→ WHAT YOU HAVE TO DO:
Every entry below, from first to last, should be copied exactly.

======== DATA FOR ANALYSIS

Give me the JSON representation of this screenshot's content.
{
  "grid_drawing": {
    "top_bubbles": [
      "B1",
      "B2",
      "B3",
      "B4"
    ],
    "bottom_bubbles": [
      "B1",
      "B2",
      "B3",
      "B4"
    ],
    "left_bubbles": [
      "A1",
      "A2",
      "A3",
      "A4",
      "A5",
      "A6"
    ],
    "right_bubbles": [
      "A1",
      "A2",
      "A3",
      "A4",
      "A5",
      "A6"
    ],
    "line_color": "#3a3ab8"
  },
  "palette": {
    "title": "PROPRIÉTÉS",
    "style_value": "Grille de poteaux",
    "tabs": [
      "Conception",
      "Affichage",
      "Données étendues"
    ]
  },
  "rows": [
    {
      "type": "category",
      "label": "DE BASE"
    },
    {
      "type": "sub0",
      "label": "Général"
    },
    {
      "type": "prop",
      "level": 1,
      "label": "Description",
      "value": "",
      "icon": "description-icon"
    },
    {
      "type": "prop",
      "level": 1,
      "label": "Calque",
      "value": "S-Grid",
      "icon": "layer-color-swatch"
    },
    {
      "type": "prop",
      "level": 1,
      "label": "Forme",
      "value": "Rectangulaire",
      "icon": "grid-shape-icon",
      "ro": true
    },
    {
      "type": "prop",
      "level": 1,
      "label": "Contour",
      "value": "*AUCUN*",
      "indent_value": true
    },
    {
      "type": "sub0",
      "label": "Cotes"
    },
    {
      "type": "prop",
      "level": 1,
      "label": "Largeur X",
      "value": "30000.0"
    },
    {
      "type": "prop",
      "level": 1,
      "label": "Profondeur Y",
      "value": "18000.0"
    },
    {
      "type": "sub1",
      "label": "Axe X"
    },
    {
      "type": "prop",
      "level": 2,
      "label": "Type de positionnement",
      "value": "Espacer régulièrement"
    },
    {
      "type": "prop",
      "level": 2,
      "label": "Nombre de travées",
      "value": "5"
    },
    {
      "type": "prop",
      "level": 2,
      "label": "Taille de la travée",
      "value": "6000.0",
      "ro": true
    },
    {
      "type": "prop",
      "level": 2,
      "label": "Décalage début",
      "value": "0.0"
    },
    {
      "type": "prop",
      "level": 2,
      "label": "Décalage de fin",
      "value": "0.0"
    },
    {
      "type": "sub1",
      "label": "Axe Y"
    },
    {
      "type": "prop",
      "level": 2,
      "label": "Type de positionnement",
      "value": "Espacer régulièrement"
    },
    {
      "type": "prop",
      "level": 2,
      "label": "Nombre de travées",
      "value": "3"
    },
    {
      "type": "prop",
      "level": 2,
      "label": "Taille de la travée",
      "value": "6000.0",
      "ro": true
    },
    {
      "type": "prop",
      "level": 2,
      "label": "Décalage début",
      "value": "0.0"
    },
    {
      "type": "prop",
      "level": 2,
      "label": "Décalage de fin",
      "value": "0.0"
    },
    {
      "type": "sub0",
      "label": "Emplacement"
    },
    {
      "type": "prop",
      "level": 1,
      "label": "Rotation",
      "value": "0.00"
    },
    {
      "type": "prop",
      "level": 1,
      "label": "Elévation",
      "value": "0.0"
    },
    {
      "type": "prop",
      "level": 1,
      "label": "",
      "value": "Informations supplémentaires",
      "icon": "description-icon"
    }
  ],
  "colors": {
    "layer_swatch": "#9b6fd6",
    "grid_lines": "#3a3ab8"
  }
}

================

→ ANSWER BOX:
Give me the JSON representation of this screenshot's content.
{
  "grid_drawing": {
    "top_bubbles": [
      "B1",
      "B2",
      "B3",
      "B4"
    ],
    "bottom_bubbles": [
      "B1",
      "B2",
      "B3",
      "B4"
    ],
    "left_bubbles": [
      "A1",
      "A2",
      "A3",
      "A4",
      "A5",
      "A6"
    ],
    "right_bubbles": [
      "A1",
      "A2",
      "A3",
      "A4",
      "A5",
      "A6"
    ],
    "line_color": "#3a3ab8"
  },
  "palette": {
    "title": "PROPRIÉTÉS",
    "style_value": "Grille de poteaux",
    "tabs": [
      "Conception",
      "Affichage",
      "Données étendues"
    ]
  },
  "rows": [
    {
      "type": "category",
      "label": "DE BASE"
    },
    {
      "type": "sub0",
      "label": "Général"
    },
    {
      "type": "prop",
      "level": 1,
      "label": "Description",
      "value": "",
      "icon": "description-icon"
    },
    {
      "type": "prop",
      "level": 1,
      "label": "Calque",
      "value": "S-Grid",
      "icon": "layer-color-swatch"
    },
    {
      "type": "prop",
      "level": 1,
      "label": "Forme",
      "value": "Rectangulaire",
      "icon": "grid-shape-icon",
      "ro": true
    },
    {
      "type": "prop",
      "level": 1,
      "label": "Contour",
      "value": "*AUCUN*",
      "indent_value": true
    },
    {
      "type": "sub0",
      "label": "Cotes"
    },
    {
      "type": "prop",
      "level": 1,
      "label": "Largeur X",
      "value": "30000.0"
    },
    {
      "type": "prop",
      "level": 1,
      "label": "Profondeur Y",
      "value": "18000.0"
    },
    {
      "type": "sub1",
      "label": "Axe X"
    },
    {
      "type": "prop",
      "level": 2,
      "label": "Type de positionnement",
      "value": "Espacer régulièrement"
    },
    {
      "type": "prop",
      "level": 2,
      "label": "Nombre de travées",
      "value": "5"
    },
    {
      "type": "prop",
      "level": 2,
      "label": "Taille de la travée",
      "value": "6000.0",
      "ro": true
    },
    {
      "type": "prop",
      "level": 2,
      "label": "Décalage début",
      "value": "0.0"
    },
    {
      "type": "prop",
      "level": 2,
      "label": "Décalage de fin",
      "value": "0.0"
    },
    {
      "type": "sub1",
      "label": "Axe Y"
    },
    {
      "type": "prop",
      "level": 2,
      "label": "Type de positionnement",
      "value": "Espacer régulièrement"
    },
    {
      "type": "prop",
      "level": 2,
      "label": "Nombre de travées",
      "value": "3"
    },
    {
      "type": "prop",
      "level": 2,
      "label": "Taille de la travée",
      "value": "6000.0",
      "ro": true
    },
    {
      "type": "prop",
      "level": 2,
      "label": "Décalage début",
      "value": "0.0"
    },
    {
      "type": "prop",
      "level": 2,
      "label": "Décalage de fin",
      "value": "0.0"
    },
    {
      "type": "sub0",
      "label": "Emplacement"
    },
    {
      "type": "prop",
      "level": 1,
      "label": "Rotation",
      "value": "0.00"
    },
    {
      "type": "prop",
      "level": 1,
      "label": "Elévation",
      "value": "0.0"
    },
    {
      "type": "prop",
      "level": 1,
      "label": "",
      "value": "Informations supplémentaires",
      "icon": "description-icon"
    }
  ],
  "colors": {
    "layer_swatch": "#9b6fd6",
    "grid_lines": "#3a3ab8"
  }
}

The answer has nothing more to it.